WHAT IS NEEDED | Lines from the listing below that contain the string "heading" are to be reported.

════════════════════

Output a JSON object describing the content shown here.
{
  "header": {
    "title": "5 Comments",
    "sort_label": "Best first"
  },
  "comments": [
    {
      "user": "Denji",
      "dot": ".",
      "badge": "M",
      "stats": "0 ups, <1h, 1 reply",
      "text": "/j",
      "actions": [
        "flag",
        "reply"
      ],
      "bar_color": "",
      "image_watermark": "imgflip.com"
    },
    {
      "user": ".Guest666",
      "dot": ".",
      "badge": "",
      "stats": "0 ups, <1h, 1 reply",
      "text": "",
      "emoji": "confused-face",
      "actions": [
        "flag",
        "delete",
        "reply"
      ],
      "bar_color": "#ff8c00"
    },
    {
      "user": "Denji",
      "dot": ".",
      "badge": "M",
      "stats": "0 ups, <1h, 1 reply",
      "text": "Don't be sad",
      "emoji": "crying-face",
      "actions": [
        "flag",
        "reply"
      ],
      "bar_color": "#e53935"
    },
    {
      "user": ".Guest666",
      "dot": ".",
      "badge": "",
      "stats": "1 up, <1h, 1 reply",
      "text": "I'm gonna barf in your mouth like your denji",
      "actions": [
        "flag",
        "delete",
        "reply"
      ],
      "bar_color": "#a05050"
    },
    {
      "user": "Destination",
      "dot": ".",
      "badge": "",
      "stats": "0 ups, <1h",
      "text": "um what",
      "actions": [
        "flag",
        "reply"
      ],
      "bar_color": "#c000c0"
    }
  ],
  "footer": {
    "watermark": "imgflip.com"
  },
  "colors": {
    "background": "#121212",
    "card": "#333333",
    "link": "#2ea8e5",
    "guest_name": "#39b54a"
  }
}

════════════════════

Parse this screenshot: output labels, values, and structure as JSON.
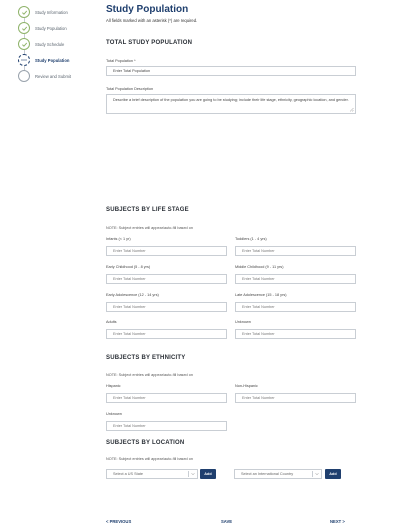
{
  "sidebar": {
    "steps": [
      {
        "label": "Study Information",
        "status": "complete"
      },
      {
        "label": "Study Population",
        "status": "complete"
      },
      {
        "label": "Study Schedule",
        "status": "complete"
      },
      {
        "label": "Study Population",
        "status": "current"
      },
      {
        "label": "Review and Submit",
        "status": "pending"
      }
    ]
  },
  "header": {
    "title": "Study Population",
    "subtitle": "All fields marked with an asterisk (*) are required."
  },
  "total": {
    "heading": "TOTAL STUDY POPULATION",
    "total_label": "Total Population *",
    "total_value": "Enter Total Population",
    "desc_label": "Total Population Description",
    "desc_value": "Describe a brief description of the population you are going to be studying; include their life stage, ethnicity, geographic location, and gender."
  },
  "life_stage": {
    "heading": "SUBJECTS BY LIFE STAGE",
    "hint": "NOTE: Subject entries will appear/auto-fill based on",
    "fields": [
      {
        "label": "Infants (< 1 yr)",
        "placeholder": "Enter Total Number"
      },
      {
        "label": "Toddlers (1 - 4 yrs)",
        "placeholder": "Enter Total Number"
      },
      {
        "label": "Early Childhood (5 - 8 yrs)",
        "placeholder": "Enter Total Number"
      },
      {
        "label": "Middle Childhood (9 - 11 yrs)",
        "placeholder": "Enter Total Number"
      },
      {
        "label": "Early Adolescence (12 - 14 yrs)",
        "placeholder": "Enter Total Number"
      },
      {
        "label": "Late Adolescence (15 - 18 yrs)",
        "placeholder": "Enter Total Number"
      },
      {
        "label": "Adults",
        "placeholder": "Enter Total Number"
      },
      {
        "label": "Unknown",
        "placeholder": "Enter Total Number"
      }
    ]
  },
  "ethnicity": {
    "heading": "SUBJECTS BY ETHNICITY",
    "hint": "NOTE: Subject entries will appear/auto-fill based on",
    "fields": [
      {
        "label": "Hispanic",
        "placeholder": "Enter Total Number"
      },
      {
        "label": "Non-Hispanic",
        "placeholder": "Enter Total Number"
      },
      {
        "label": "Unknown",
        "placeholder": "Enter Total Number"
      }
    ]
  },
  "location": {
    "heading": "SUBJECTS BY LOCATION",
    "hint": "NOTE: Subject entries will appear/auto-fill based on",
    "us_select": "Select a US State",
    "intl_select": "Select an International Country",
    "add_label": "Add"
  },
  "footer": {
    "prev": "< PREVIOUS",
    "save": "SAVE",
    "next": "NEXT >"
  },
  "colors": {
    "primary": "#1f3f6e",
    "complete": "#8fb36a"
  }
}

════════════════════

FINISHED EXERCISE |
    "heading": "TOTAL STUDY POPULATION",
    "heading": "SUBJECTS BY LIFE STAGE",
    "heading": "SUBJECTS BY ETHNICITY",
    "heading": "SUBJECTS BY LOCATION",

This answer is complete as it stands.